Washington, DC - The upcoming second round of talks with the United States on Iraq Security offers another opportunity for US-Iranian dialogue and negotiations. However, an atmosphere of mistrust between the United States and Iran persists, leaving open the potential for yet another disastrous conflict in the Middle East.
Ongoing isolation and diplomatic sanctions will not reduce such a possibility. As a result, the question for most of us – both Americans and Iranians – is how can we be influential in determining our countries' future? How can we demand a workable solution, or at least a dialogue, to promote the peaceful co-existence of our two countries?
Because of its geo-political location, Iran is an important power in the troubled region of the Middle East. Iran shares history, culture and religion with two of its neighbours, Iraq and Afghanistan, where America has a military presence. In addition, the country has a great deal of control over oil from the Persian Gulf. As such, it could be a welcome partner to the United States in the region.
However, the Iran Hostage Crisis in 1979 created a permanent fear of Iran in American minds. For 444 days, every news agency in the east and west carried news of this unlawful act. Though the majority of Iranian citizens disapproved of the hostage taking, their opinions were rarely covered in the media, and neither were the motives that compelled these students to take American hostages. No major media spoke of the connection between this action and that of the American government's in 1953, when the CIA helped overthrow Mohammad Mossadegh, the popularly elected prime minister of Iran. Despite the link, this American fear has continued with the recent development of an Iranian nuclear programme.
After the overthrow of Mossadegh, the United States had a direct hand in Iranian domestic and foreign policy during the time of the late Shah. After 1979, when the Iranian people rose against the Shah, the United States never fully understood the reasons or the consequences and resentment that resulted from its support of the Shah's regime.
If the US government continues to press for more sanctions against Iran and labels the Iranian Revolutionary Guards "terrorists", nothing will change for the better. Furthermore, the United States as a superpower must act fairly with the various countries in the Middle East.
It should engage Iran in the resolution of regional crises, such as the Israeli-Palestinian peace process. Iran is a major power in the region with vital influence on anti-Israeli movements in the area. The more Israel, and especially the United States, try to keep Iran away from important decisions in the region, the more Iranians will feel they are ignored.

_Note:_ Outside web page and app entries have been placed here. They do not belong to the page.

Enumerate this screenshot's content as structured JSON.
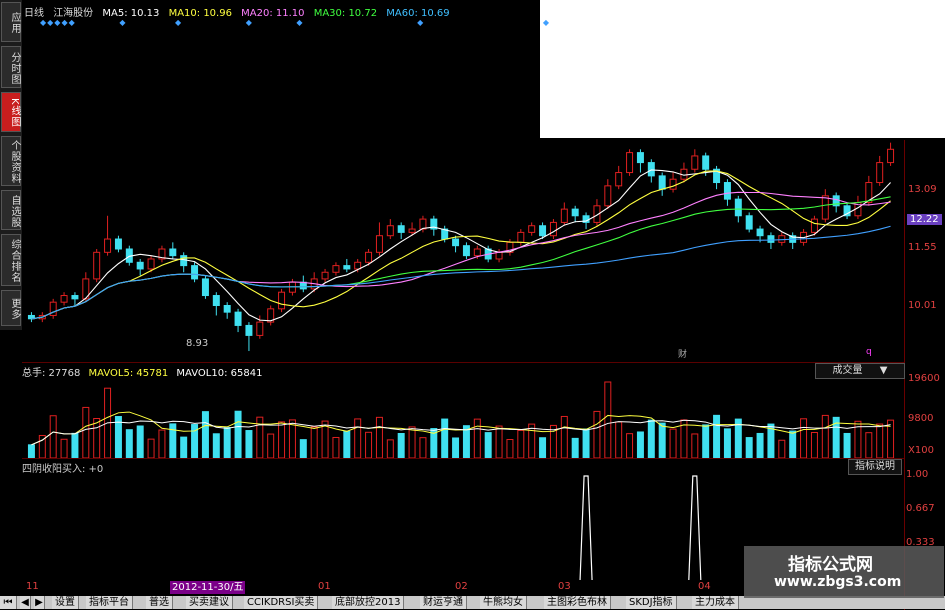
{
  "sidebar": {
    "tabs": [
      {
        "label": "应用",
        "active": false
      },
      {
        "label": "分时图",
        "active": false
      },
      {
        "label": "K线图",
        "active": true
      },
      {
        "label": "个股资料",
        "active": false
      },
      {
        "label": "自选股",
        "active": false
      },
      {
        "label": "综合排名",
        "active": false
      },
      {
        "label": "更多",
        "active": false
      }
    ]
  },
  "info_bar": {
    "period": "日线",
    "stock_name": "江海股份",
    "ma5": "MA5: 10.13",
    "ma10": "MA10: 10.96",
    "ma20": "MA20: 11.10",
    "ma30": "MA30: 10.72",
    "ma60": "MA60: 10.69"
  },
  "colors": {
    "up": "#e02020",
    "down": "#40e0f0",
    "ma5": "#ffffff",
    "ma10": "#ffff40",
    "ma20": "#ff80ff",
    "ma30": "#40ff40",
    "ma60": "#40a0ff",
    "axis": "#e04040"
  },
  "price_axis": {
    "labels": [
      "13.09",
      "11.55",
      "10.01"
    ],
    "current": "12.22"
  },
  "low_marker": "8.93",
  "volume_panel": {
    "total": "总手: 27768",
    "mavol5": "MAVOL5: 45781",
    "mavol10": "MAVOL10: 65841",
    "dropdown": "成交量",
    "axis_labels": [
      "19600",
      "9800",
      "X100"
    ]
  },
  "indicator_panel": {
    "title": "四阴收阳买入: +0",
    "button": "指标说明",
    "axis_labels": [
      "1.00",
      "0.667",
      "0.333"
    ]
  },
  "date_axis": {
    "labels": [
      "11",
      "2012-11-30/五",
      "01",
      "02",
      "03",
      "04"
    ]
  },
  "bottom_tabs": [
    "设置",
    "指标平台",
    "普选",
    "买卖建议",
    "CCIKDRSI买卖",
    "底部放控2013",
    "财运亨通",
    "牛熊均女",
    "主图彩色布林",
    "SKDJ指标",
    "主力成本"
  ],
  "watermark": {
    "line1": "指标公式网",
    "line2": "www.zbgs3.com"
  },
  "chart_data": {
    "type": "candlestick",
    "candles": [
      [
        10.0,
        9.9,
        10.1,
        9.8
      ],
      [
        9.9,
        10.0,
        10.1,
        9.8
      ],
      [
        10.0,
        10.4,
        10.5,
        9.9
      ],
      [
        10.4,
        10.6,
        10.7,
        10.3
      ],
      [
        10.6,
        10.5,
        10.7,
        10.3
      ],
      [
        10.5,
        11.1,
        11.3,
        10.4
      ],
      [
        11.1,
        11.9,
        12.0,
        11.0
      ],
      [
        11.9,
        12.3,
        13.0,
        11.8
      ],
      [
        12.3,
        12.0,
        12.4,
        11.9
      ],
      [
        12.0,
        11.6,
        12.1,
        11.5
      ],
      [
        11.6,
        11.4,
        11.7,
        11.2
      ],
      [
        11.4,
        11.7,
        11.8,
        11.3
      ],
      [
        11.7,
        12.0,
        12.1,
        11.6
      ],
      [
        12.0,
        11.8,
        12.2,
        11.7
      ],
      [
        11.8,
        11.5,
        11.9,
        11.3
      ],
      [
        11.5,
        11.1,
        11.6,
        11.0
      ],
      [
        11.1,
        10.6,
        11.2,
        10.5
      ],
      [
        10.6,
        10.3,
        10.7,
        10.0
      ],
      [
        10.3,
        10.1,
        10.4,
        9.9
      ],
      [
        10.1,
        9.7,
        10.2,
        9.5
      ],
      [
        9.7,
        9.4,
        9.8,
        8.93
      ],
      [
        9.4,
        9.8,
        10.0,
        9.3
      ],
      [
        9.8,
        10.2,
        10.3,
        9.7
      ],
      [
        10.2,
        10.7,
        10.8,
        10.1
      ],
      [
        10.7,
        11.0,
        11.1,
        10.6
      ],
      [
        11.0,
        10.8,
        11.2,
        10.7
      ],
      [
        10.8,
        11.1,
        11.3,
        10.7
      ],
      [
        11.1,
        11.3,
        11.4,
        11.0
      ],
      [
        11.3,
        11.5,
        11.6,
        11.2
      ],
      [
        11.5,
        11.4,
        11.7,
        11.3
      ],
      [
        11.4,
        11.6,
        11.7,
        11.3
      ],
      [
        11.6,
        11.9,
        12.0,
        11.5
      ],
      [
        11.9,
        12.4,
        12.8,
        11.8
      ],
      [
        12.4,
        12.7,
        12.9,
        12.3
      ],
      [
        12.7,
        12.5,
        12.8,
        12.3
      ],
      [
        12.5,
        12.6,
        12.8,
        12.4
      ],
      [
        12.6,
        12.9,
        13.0,
        12.5
      ],
      [
        12.9,
        12.6,
        13.0,
        12.4
      ],
      [
        12.6,
        12.3,
        12.7,
        12.2
      ],
      [
        12.3,
        12.1,
        12.4,
        11.9
      ],
      [
        12.1,
        11.8,
        12.2,
        11.7
      ],
      [
        11.8,
        12.0,
        12.1,
        11.7
      ],
      [
        12.0,
        11.7,
        12.1,
        11.6
      ],
      [
        11.7,
        11.9,
        12.0,
        11.6
      ],
      [
        11.9,
        12.2,
        12.3,
        11.8
      ],
      [
        12.2,
        12.5,
        12.6,
        12.1
      ],
      [
        12.5,
        12.7,
        12.8,
        12.4
      ],
      [
        12.7,
        12.4,
        12.8,
        12.3
      ],
      [
        12.4,
        12.8,
        12.9,
        12.3
      ],
      [
        12.8,
        13.2,
        13.4,
        12.7
      ],
      [
        13.2,
        13.0,
        13.3,
        12.8
      ],
      [
        13.0,
        12.8,
        13.1,
        12.6
      ],
      [
        12.8,
        13.3,
        13.5,
        12.7
      ],
      [
        13.3,
        13.9,
        14.1,
        13.2
      ],
      [
        13.9,
        14.3,
        14.5,
        13.8
      ],
      [
        14.3,
        14.9,
        15.0,
        14.2
      ],
      [
        14.9,
        14.6,
        15.0,
        14.3
      ],
      [
        14.6,
        14.2,
        14.7,
        14.0
      ],
      [
        14.2,
        13.8,
        14.3,
        13.6
      ],
      [
        13.8,
        14.1,
        14.3,
        13.7
      ],
      [
        14.1,
        14.4,
        14.6,
        14.0
      ],
      [
        14.4,
        14.8,
        15.0,
        14.3
      ],
      [
        14.8,
        14.4,
        14.9,
        14.2
      ],
      [
        14.4,
        14.0,
        14.5,
        13.8
      ],
      [
        14.0,
        13.5,
        14.1,
        13.3
      ],
      [
        13.5,
        13.0,
        13.6,
        12.8
      ],
      [
        13.0,
        12.6,
        13.1,
        12.5
      ],
      [
        12.6,
        12.4,
        12.7,
        12.2
      ],
      [
        12.4,
        12.2,
        12.5,
        12.0
      ],
      [
        12.2,
        12.4,
        12.5,
        12.1
      ],
      [
        12.4,
        12.2,
        12.5,
        12.0
      ],
      [
        12.2,
        12.5,
        12.6,
        12.1
      ],
      [
        12.5,
        12.9,
        13.0,
        12.4
      ],
      [
        12.9,
        13.6,
        13.8,
        12.8
      ],
      [
        13.6,
        13.3,
        13.7,
        13.1
      ],
      [
        13.3,
        13.0,
        13.4,
        12.9
      ],
      [
        13.0,
        13.4,
        13.6,
        12.9
      ],
      [
        13.4,
        14.0,
        14.2,
        13.3
      ],
      [
        14.0,
        14.6,
        14.8,
        13.9
      ],
      [
        14.6,
        15.0,
        15.2,
        14.5
      ]
    ],
    "volume_max": 19600,
    "indicator_signals": [
      51,
      61
    ]
  }
}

The United States should also stop supporting grassroots movements in Iran. In recent years, educated Iranian women have rolled up their sleeves and conducted some of the most impressive grassroots movement in the history of Iran. Alongside women's movement there have been those that have advocated for workers and students' rights.

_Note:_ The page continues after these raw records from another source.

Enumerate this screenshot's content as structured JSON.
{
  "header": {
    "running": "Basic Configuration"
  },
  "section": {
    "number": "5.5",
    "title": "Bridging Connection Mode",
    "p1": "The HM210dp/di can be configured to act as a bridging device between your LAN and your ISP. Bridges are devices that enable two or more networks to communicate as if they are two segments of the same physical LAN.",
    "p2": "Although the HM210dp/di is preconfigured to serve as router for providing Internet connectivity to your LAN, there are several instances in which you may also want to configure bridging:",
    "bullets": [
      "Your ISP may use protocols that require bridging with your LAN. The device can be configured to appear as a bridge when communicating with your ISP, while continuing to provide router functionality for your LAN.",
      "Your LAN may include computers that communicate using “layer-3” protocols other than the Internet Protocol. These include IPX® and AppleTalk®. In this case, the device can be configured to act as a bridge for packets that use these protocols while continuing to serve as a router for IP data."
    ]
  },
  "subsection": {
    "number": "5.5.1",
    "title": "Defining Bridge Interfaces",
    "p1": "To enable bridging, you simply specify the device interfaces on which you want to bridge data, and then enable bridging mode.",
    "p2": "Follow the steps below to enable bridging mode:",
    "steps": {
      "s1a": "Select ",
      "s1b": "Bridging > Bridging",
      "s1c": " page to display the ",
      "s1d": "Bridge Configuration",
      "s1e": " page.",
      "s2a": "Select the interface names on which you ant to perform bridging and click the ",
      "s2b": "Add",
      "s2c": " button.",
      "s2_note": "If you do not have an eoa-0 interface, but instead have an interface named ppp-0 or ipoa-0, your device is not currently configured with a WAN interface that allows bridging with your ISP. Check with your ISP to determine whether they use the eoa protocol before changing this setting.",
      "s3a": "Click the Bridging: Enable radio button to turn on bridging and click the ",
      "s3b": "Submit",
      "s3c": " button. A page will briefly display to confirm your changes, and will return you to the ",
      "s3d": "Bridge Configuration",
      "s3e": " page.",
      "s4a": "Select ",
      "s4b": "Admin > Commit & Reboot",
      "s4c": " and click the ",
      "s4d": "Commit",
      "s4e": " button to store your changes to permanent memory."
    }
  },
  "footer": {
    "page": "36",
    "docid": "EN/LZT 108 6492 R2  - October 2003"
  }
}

These groups all say that they don't need outside help. Since the United States has allocated $75 million to an "Iran Democracy Fund" to support the promotion of democracy in Iran, the life of grassroots movements has become more difficult. Any direct – or indirect – help to the democratic movement in Iran coming from this fund is seen as an attempt of external regime change and prevents Iranian activists and opposition groups from contacting and engaging in dialogue with their American counterparts.

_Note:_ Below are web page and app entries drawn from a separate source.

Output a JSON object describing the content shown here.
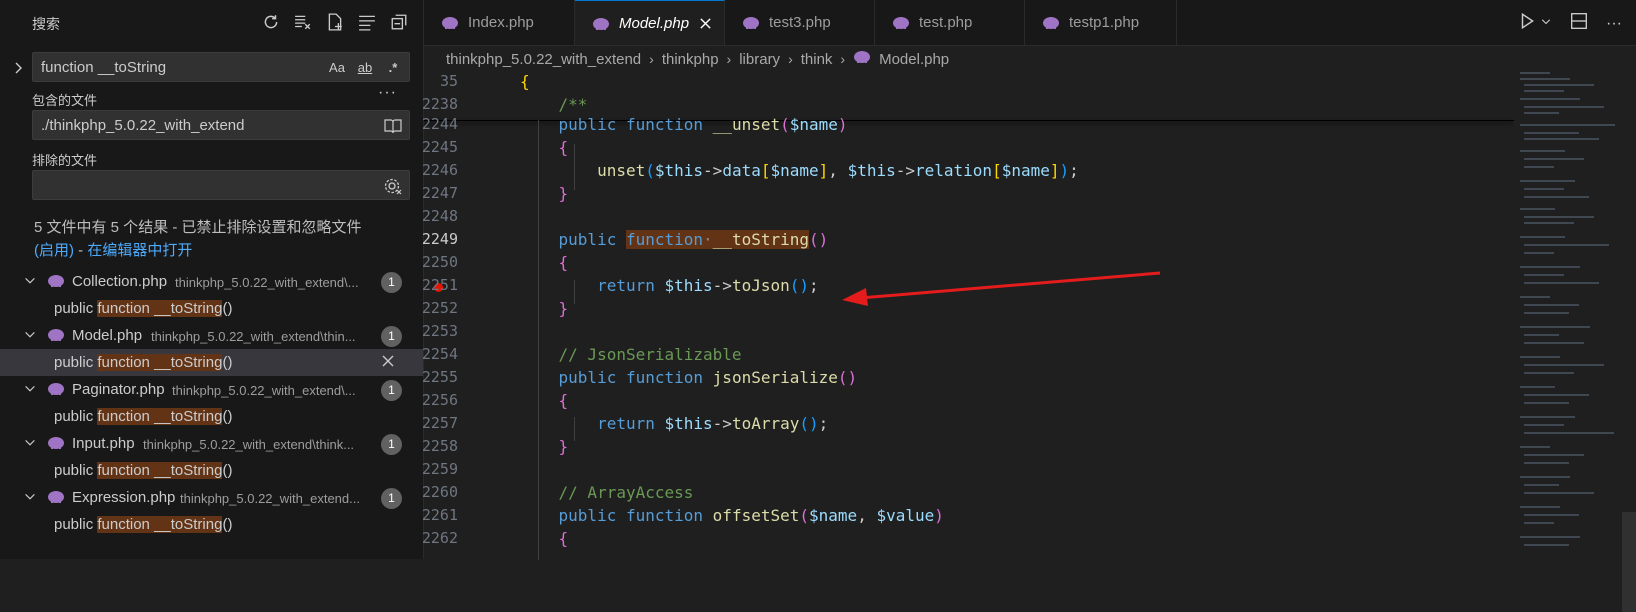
{
  "sidebar": {
    "title": "搜索",
    "search_value": "function __toString",
    "opt_case": "Aa",
    "opt_word": "ab",
    "opt_regex": ".*",
    "more_label": "···",
    "include_label": "包含的文件",
    "include_value": "./thinkphp_5.0.22_with_extend",
    "exclude_label": "排除的文件",
    "exclude_value": "",
    "summary_text": "5 文件中有 5 个结果 - 已禁止排除设置和忽略文件",
    "summary_enable": "(启用)",
    "summary_dash": " - ",
    "summary_open": "在编辑器中打开",
    "results": [
      {
        "file": "Collection.php",
        "path": "thinkphp_5.0.22_with_extend\\...",
        "count": "1",
        "match_pre": "public ",
        "match_hl": "function __toString",
        "match_post": "()"
      },
      {
        "file": "Model.php",
        "path": "thinkphp_5.0.22_with_extend\\thin...",
        "count": "1",
        "match_pre": "public ",
        "match_hl": "function __toString",
        "match_post": "()"
      },
      {
        "file": "Paginator.php",
        "path": "thinkphp_5.0.22_with_extend\\...",
        "count": "1",
        "match_pre": "public ",
        "match_hl": "function __toString",
        "match_post": "()"
      },
      {
        "file": "Input.php",
        "path": "thinkphp_5.0.22_with_extend\\think...",
        "count": "1",
        "match_pre": "public ",
        "match_hl": "function __toString",
        "match_post": "()"
      },
      {
        "file": "Expression.php",
        "path": "thinkphp_5.0.22_with_extend...",
        "count": "1",
        "match_pre": "public ",
        "match_hl": "function __toString",
        "match_post": "()"
      }
    ]
  },
  "tabs": [
    {
      "label": "Index.php"
    },
    {
      "label": "Model.php"
    },
    {
      "label": "test3.php"
    },
    {
      "label": "test.php"
    },
    {
      "label": "testp1.php"
    }
  ],
  "breadcrumb": [
    "thinkphp_5.0.22_with_extend",
    "thinkphp",
    "library",
    "think",
    "Model.php"
  ],
  "editor": {
    "line_numbers": [
      "35",
      "2238",
      "2244",
      "2245",
      "2246",
      "2247",
      "2248",
      "2249",
      "2250",
      "2251",
      "2252",
      "2253",
      "2254",
      "2255",
      "2256",
      "2257",
      "2258",
      "2259",
      "2260",
      "2261",
      "2262"
    ],
    "t_brace_open": "{",
    "t_brace_close": "}",
    "t_doc": "/**",
    "t_public": "public",
    "t_function": "function",
    "t_unset_fn": "__unset",
    "t_name": "$name",
    "t_unset": "unset",
    "t_this": "$this",
    "t_arrow": "->",
    "t_data": "data",
    "t_relation": "relation",
    "t_tostring": "__toString",
    "t_return": "return",
    "t_tojson": "toJson",
    "t_comment1": "// JsonSerializable",
    "t_jsonser": "jsonSerialize",
    "t_toarray": "toArray",
    "t_comment2": "// ArrayAccess",
    "t_offsetset": "offsetSet",
    "t_value": "$value"
  }
}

The United States and Iran could, and should, work together on creating a new relationship. Their alliance will help improve the American image in the region, and will pave the path for a more peaceful Middle East. Such an alliance cannot take place with direct military intervention; rather, it must move forward with both parties investing in mutual respect and trust. Iranians must be made to feel that their political, social, and cultural sovereignty is not, and will not be, invaded by such alliance.
Building relations requires continuously striving towards better mutual understanding. The more we accept our differences and the more we respect each other's ways of life, the closer we will be to accomplishing such a goal. The first step can be a mutual agreement to stop using aggressive language and labels like the "Great Satan" and "Axis of Evil". It is then, and only then, that we may understand what "democracy" means to an Iranian, what "freedom" means to an American.
American and Iranian publics need to fill the void left by our diplomats by taking direct action. We need to be informed, engaged and active. We need to become civilian diplomats. This is not a new concept; it has been around since before the Cold War. Civilian diplomats are active when the people believe their government and official diplomats cannot be of significant help in reducing political tensions and re-establishing relations. A civilian diplomat can travel to another country, study the culture and history of the "other" and at least create a civilian bridge between two countries where no other bridge exists.
Leila Zand is an Iranian American and coordinator of FOR's (Fellowship of Reconciliation) Iran Program. For more information, visit www.forusa.org. This article was written for the Common Ground News Service and can be accessed at GCNews.